• [What is required]: Skip the pictures and copy all the data that follows exactly.

• [Exercise data]:

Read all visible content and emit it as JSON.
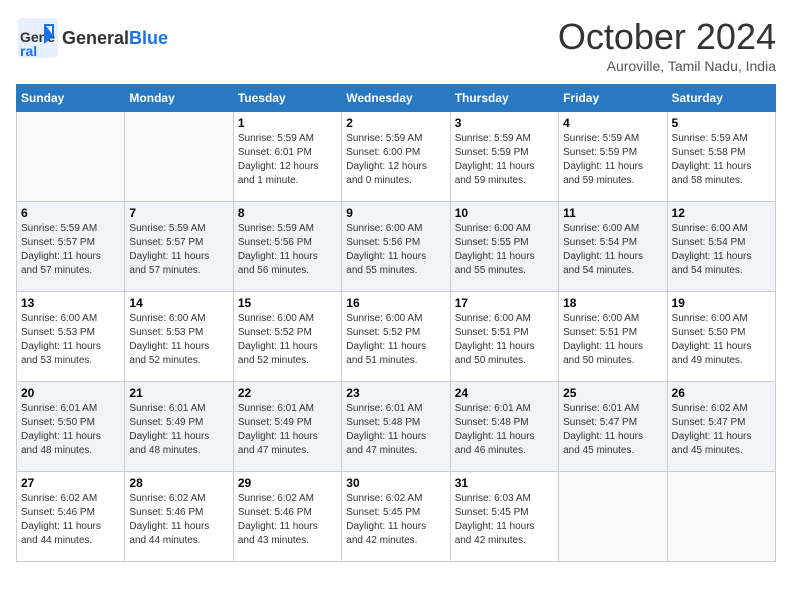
{
  "header": {
    "logo_general": "General",
    "logo_blue": "Blue",
    "month": "October 2024",
    "location": "Auroville, Tamil Nadu, India"
  },
  "weekdays": [
    "Sunday",
    "Monday",
    "Tuesday",
    "Wednesday",
    "Thursday",
    "Friday",
    "Saturday"
  ],
  "weeks": [
    [
      {
        "day": "",
        "info": ""
      },
      {
        "day": "",
        "info": ""
      },
      {
        "day": "1",
        "info": "Sunrise: 5:59 AM\nSunset: 6:01 PM\nDaylight: 12 hours\nand 1 minute."
      },
      {
        "day": "2",
        "info": "Sunrise: 5:59 AM\nSunset: 6:00 PM\nDaylight: 12 hours\nand 0 minutes."
      },
      {
        "day": "3",
        "info": "Sunrise: 5:59 AM\nSunset: 5:59 PM\nDaylight: 11 hours\nand 59 minutes."
      },
      {
        "day": "4",
        "info": "Sunrise: 5:59 AM\nSunset: 5:59 PM\nDaylight: 11 hours\nand 59 minutes."
      },
      {
        "day": "5",
        "info": "Sunrise: 5:59 AM\nSunset: 5:58 PM\nDaylight: 11 hours\nand 58 minutes."
      }
    ],
    [
      {
        "day": "6",
        "info": "Sunrise: 5:59 AM\nSunset: 5:57 PM\nDaylight: 11 hours\nand 57 minutes."
      },
      {
        "day": "7",
        "info": "Sunrise: 5:59 AM\nSunset: 5:57 PM\nDaylight: 11 hours\nand 57 minutes."
      },
      {
        "day": "8",
        "info": "Sunrise: 5:59 AM\nSunset: 5:56 PM\nDaylight: 11 hours\nand 56 minutes."
      },
      {
        "day": "9",
        "info": "Sunrise: 6:00 AM\nSunset: 5:56 PM\nDaylight: 11 hours\nand 55 minutes."
      },
      {
        "day": "10",
        "info": "Sunrise: 6:00 AM\nSunset: 5:55 PM\nDaylight: 11 hours\nand 55 minutes."
      },
      {
        "day": "11",
        "info": "Sunrise: 6:00 AM\nSunset: 5:54 PM\nDaylight: 11 hours\nand 54 minutes."
      },
      {
        "day": "12",
        "info": "Sunrise: 6:00 AM\nSunset: 5:54 PM\nDaylight: 11 hours\nand 54 minutes."
      }
    ],
    [
      {
        "day": "13",
        "info": "Sunrise: 6:00 AM\nSunset: 5:53 PM\nDaylight: 11 hours\nand 53 minutes."
      },
      {
        "day": "14",
        "info": "Sunrise: 6:00 AM\nSunset: 5:53 PM\nDaylight: 11 hours\nand 52 minutes."
      },
      {
        "day": "15",
        "info": "Sunrise: 6:00 AM\nSunset: 5:52 PM\nDaylight: 11 hours\nand 52 minutes."
      },
      {
        "day": "16",
        "info": "Sunrise: 6:00 AM\nSunset: 5:52 PM\nDaylight: 11 hours\nand 51 minutes."
      },
      {
        "day": "17",
        "info": "Sunrise: 6:00 AM\nSunset: 5:51 PM\nDaylight: 11 hours\nand 50 minutes."
      },
      {
        "day": "18",
        "info": "Sunrise: 6:00 AM\nSunset: 5:51 PM\nDaylight: 11 hours\nand 50 minutes."
      },
      {
        "day": "19",
        "info": "Sunrise: 6:00 AM\nSunset: 5:50 PM\nDaylight: 11 hours\nand 49 minutes."
      }
    ],
    [
      {
        "day": "20",
        "info": "Sunrise: 6:01 AM\nSunset: 5:50 PM\nDaylight: 11 hours\nand 48 minutes."
      },
      {
        "day": "21",
        "info": "Sunrise: 6:01 AM\nSunset: 5:49 PM\nDaylight: 11 hours\nand 48 minutes."
      },
      {
        "day": "22",
        "info": "Sunrise: 6:01 AM\nSunset: 5:49 PM\nDaylight: 11 hours\nand 47 minutes."
      },
      {
        "day": "23",
        "info": "Sunrise: 6:01 AM\nSunset: 5:48 PM\nDaylight: 11 hours\nand 47 minutes."
      },
      {
        "day": "24",
        "info": "Sunrise: 6:01 AM\nSunset: 5:48 PM\nDaylight: 11 hours\nand 46 minutes."
      },
      {
        "day": "25",
        "info": "Sunrise: 6:01 AM\nSunset: 5:47 PM\nDaylight: 11 hours\nand 45 minutes."
      },
      {
        "day": "26",
        "info": "Sunrise: 6:02 AM\nSunset: 5:47 PM\nDaylight: 11 hours\nand 45 minutes."
      }
    ],
    [
      {
        "day": "27",
        "info": "Sunrise: 6:02 AM\nSunset: 5:46 PM\nDaylight: 11 hours\nand 44 minutes."
      },
      {
        "day": "28",
        "info": "Sunrise: 6:02 AM\nSunset: 5:46 PM\nDaylight: 11 hours\nand 44 minutes."
      },
      {
        "day": "29",
        "info": "Sunrise: 6:02 AM\nSunset: 5:46 PM\nDaylight: 11 hours\nand 43 minutes."
      },
      {
        "day": "30",
        "info": "Sunrise: 6:02 AM\nSunset: 5:45 PM\nDaylight: 11 hours\nand 42 minutes."
      },
      {
        "day": "31",
        "info": "Sunrise: 6:03 AM\nSunset: 5:45 PM\nDaylight: 11 hours\nand 42 minutes."
      },
      {
        "day": "",
        "info": ""
      },
      {
        "day": "",
        "info": ""
      }
    ]
  ]
}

• [Exercise result]:
Read all visible content and emit it as JSON.
{
  "header": {
    "logo_general": "General",
    "logo_blue": "Blue",
    "month": "October 2024",
    "location": "Auroville, Tamil Nadu, India"
  },
  "weekdays": [
    "Sunday",
    "Monday",
    "Tuesday",
    "Wednesday",
    "Thursday",
    "Friday",
    "Saturday"
  ],
  "weeks": [
    [
      {
        "day": "",
        "info": ""
      },
      {
        "day": "",
        "info": ""
      },
      {
        "day": "1",
        "info": "Sunrise: 5:59 AM\nSunset: 6:01 PM\nDaylight: 12 hours\nand 1 minute."
      },
      {
        "day": "2",
        "info": "Sunrise: 5:59 AM\nSunset: 6:00 PM\nDaylight: 12 hours\nand 0 minutes."
      },
      {
        "day": "3",
        "info": "Sunrise: 5:59 AM\nSunset: 5:59 PM\nDaylight: 11 hours\nand 59 minutes."
      },
      {
        "day": "4",
        "info": "Sunrise: 5:59 AM\nSunset: 5:59 PM\nDaylight: 11 hours\nand 59 minutes."
      },
      {
        "day": "5",
        "info": "Sunrise: 5:59 AM\nSunset: 5:58 PM\nDaylight: 11 hours\nand 58 minutes."
      }
    ],
    [
      {
        "day": "6",
        "info": "Sunrise: 5:59 AM\nSunset: 5:57 PM\nDaylight: 11 hours\nand 57 minutes."
      },
      {
        "day": "7",
        "info": "Sunrise: 5:59 AM\nSunset: 5:57 PM\nDaylight: 11 hours\nand 57 minutes."
      },
      {
        "day": "8",
        "info": "Sunrise: 5:59 AM\nSunset: 5:56 PM\nDaylight: 11 hours\nand 56 minutes."
      },
      {
        "day": "9",
        "info": "Sunrise: 6:00 AM\nSunset: 5:56 PM\nDaylight: 11 hours\nand 55 minutes."
      },
      {
        "day": "10",
        "info": "Sunrise: 6:00 AM\nSunset: 5:55 PM\nDaylight: 11 hours\nand 55 minutes."
      },
      {
        "day": "11",
        "info": "Sunrise: 6:00 AM\nSunset: 5:54 PM\nDaylight: 11 hours\nand 54 minutes."
      },
      {
        "day": "12",
        "info": "Sunrise: 6:00 AM\nSunset: 5:54 PM\nDaylight: 11 hours\nand 54 minutes."
      }
    ],
    [
      {
        "day": "13",
        "info": "Sunrise: 6:00 AM\nSunset: 5:53 PM\nDaylight: 11 hours\nand 53 minutes."
      },
      {
        "day": "14",
        "info": "Sunrise: 6:00 AM\nSunset: 5:53 PM\nDaylight: 11 hours\nand 52 minutes."
      },
      {
        "day": "15",
        "info": "Sunrise: 6:00 AM\nSunset: 5:52 PM\nDaylight: 11 hours\nand 52 minutes."
      },
      {
        "day": "16",
        "info": "Sunrise: 6:00 AM\nSunset: 5:52 PM\nDaylight: 11 hours\nand 51 minutes."
      },
      {
        "day": "17",
        "info": "Sunrise: 6:00 AM\nSunset: 5:51 PM\nDaylight: 11 hours\nand 50 minutes."
      },
      {
        "day": "18",
        "info": "Sunrise: 6:00 AM\nSunset: 5:51 PM\nDaylight: 11 hours\nand 50 minutes."
      },
      {
        "day": "19",
        "info": "Sunrise: 6:00 AM\nSunset: 5:50 PM\nDaylight: 11 hours\nand 49 minutes."
      }
    ],
    [
      {
        "day": "20",
        "info": "Sunrise: 6:01 AM\nSunset: 5:50 PM\nDaylight: 11 hours\nand 48 minutes."
      },
      {
        "day": "21",
        "info": "Sunrise: 6:01 AM\nSunset: 5:49 PM\nDaylight: 11 hours\nand 48 minutes."
      },
      {
        "day": "22",
        "info": "Sunrise: 6:01 AM\nSunset: 5:49 PM\nDaylight: 11 hours\nand 47 minutes."
      },
      {
        "day": "23",
        "info": "Sunrise: 6:01 AM\nSunset: 5:48 PM\nDaylight: 11 hours\nand 47 minutes."
      },
      {
        "day": "24",
        "info": "Sunrise: 6:01 AM\nSunset: 5:48 PM\nDaylight: 11 hours\nand 46 minutes."
      },
      {
        "day": "25",
        "info": "Sunrise: 6:01 AM\nSunset: 5:47 PM\nDaylight: 11 hours\nand 45 minutes."
      },
      {
        "day": "26",
        "info": "Sunrise: 6:02 AM\nSunset: 5:47 PM\nDaylight: 11 hours\nand 45 minutes."
      }
    ],
    [
      {
        "day": "27",
        "info": "Sunrise: 6:02 AM\nSunset: 5:46 PM\nDaylight: 11 hours\nand 44 minutes."
      },
      {
        "day": "28",
        "info": "Sunrise: 6:02 AM\nSunset: 5:46 PM\nDaylight: 11 hours\nand 44 minutes."
      },
      {
        "day": "29",
        "info": "Sunrise: 6:02 AM\nSunset: 5:46 PM\nDaylight: 11 hours\nand 43 minutes."
      },
      {
        "day": "30",
        "info": "Sunrise: 6:02 AM\nSunset: 5:45 PM\nDaylight: 11 hours\nand 42 minutes."
      },
      {
        "day": "31",
        "info": "Sunrise: 6:03 AM\nSunset: 5:45 PM\nDaylight: 11 hours\nand 42 minutes."
      },
      {
        "day": "",
        "info": ""
      },
      {
        "day": "",
        "info": ""
      }
    ]
  ]
}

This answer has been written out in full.